But former senior DHS and State Department officials told Foreign Policy the chaotic implementation of the executive order makes it clear that veterans were railroaded by Trump advisors.

“There are no career officials at [Citizenship and Immigration Services] or DHS who would have done this when their previous counsel was that it was categorically wrong and potentially both unlawful and unconstitutional on either a national origin or religious test basis,” one senior official who just left DHS told FP.  

That break from typical government procedure riddled the executive order with holes, according to experts and former officials, which could expose it to legal challenge. The initial court rulings blocked most immediate deportations, but have stopped short of making a larger determination on the order’s constitutionality.

Dan Kesselbrenner, executive director for National Immigration Project, said he expected initial legal challenges will center around permanent residents from the banned countries, and due-process guarantees for immigration hearings. Even though foreigners don’t have the right to enter the United States, legal permanent residents and other visa holders “have the right to a fair process to decide whether you should come in,” he told FP.

Sami and his family made it back home just north of Baghdad early Sunday, after more than 15 hours of travel. Their house is nearly empty: Sami had sold most of the furniture to “buy our tickets to freedom.” Had they made it to the United States, their special immigrant visas would have granted them permanent legal status. Now they could be revoked.

“I’m still in shock,” he said, “looking to my wife and my kids and wondering what the future is holding for us.”

Paul McCleary contributed to this article. 

This story was updated at 6:30 p.m.
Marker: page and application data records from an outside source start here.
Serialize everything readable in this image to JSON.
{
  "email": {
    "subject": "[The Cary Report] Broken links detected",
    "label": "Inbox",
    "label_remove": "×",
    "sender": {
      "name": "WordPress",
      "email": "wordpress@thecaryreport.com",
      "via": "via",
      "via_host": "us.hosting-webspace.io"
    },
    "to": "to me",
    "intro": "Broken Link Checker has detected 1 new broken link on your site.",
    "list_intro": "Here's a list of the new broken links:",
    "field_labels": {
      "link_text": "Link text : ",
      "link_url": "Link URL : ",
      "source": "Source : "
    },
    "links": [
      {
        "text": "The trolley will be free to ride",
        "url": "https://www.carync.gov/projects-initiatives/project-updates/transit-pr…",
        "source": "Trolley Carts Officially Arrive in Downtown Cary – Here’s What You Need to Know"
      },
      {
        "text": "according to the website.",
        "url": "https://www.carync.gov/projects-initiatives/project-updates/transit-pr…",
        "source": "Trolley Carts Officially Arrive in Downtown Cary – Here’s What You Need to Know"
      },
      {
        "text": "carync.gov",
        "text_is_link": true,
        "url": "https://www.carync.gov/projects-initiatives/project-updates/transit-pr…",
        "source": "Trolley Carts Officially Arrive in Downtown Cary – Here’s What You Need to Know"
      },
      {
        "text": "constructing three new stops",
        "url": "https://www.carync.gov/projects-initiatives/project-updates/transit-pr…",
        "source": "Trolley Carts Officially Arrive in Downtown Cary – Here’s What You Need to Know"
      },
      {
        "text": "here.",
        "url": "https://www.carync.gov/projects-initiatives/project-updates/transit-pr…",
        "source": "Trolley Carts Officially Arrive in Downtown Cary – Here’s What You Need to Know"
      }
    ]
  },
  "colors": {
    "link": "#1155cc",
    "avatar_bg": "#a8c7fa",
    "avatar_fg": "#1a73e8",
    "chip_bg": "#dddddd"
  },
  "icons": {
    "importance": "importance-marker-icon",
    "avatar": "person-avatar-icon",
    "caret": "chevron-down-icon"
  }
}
Photo credit: Stephanie Keith/Getty Images

 

Molly O’Toole is a senior reporter at Foreign Policy, covering immigration, refugees, and national security. She was FP’s sole 2016 presidential campaign reporter, on the trail from New Hampshire to Nevada. Previously, she covered the politics of national security for Atlantic Media’s Defense One, where she reported from Congress, the White House, the Pentagon, and the State Department. Before that, she was a news editor at the Huffington Post. Molly has also reported on national and international politics for Reuters, the Nation, The Associated Press, and Newsweek International, among others, from Washington, New York, Mexico City, and London. She received her dual master’s degree in journalism and international relations from New York University and her bachelor’s from Cornell University and in 2016 was a grant recipient of the International Women’s Media Foundation. She will always be a Californian. @mollymotoole

Kavitha Surana is an editorial fellow at Foreign Policy, where she produces breaking news and original reports with a particular focus on immigration, counterterrorism, and border security policy. Previously, Kavitha worked at New York magazine’s Bedford + Bowery blog, CNNMoney, The Associated Press in Italy, and Fareed Zakaria GPS and has freelanced from Italy and Germany for publications like Quartz, Al Jazeera America, OZY, and GlobalPost/PRI. In 2015, she was awarded a Fulbright trip to Germany, as well as a grant from the Heinrich Böll Foundation to report on migration and integration. She also reported from Rwanda and Senegal. Kavitha studied European history at Columbia University and holds a master’s degree in journalism and European studies from New York University. She has studied in Italy and Peru and speaks Italian, Spanish, Portuguese, and French. @ksurana6

Trending Now Sponsored Links by Taboola

By Taboola

More from Foreign Policy

By Taboola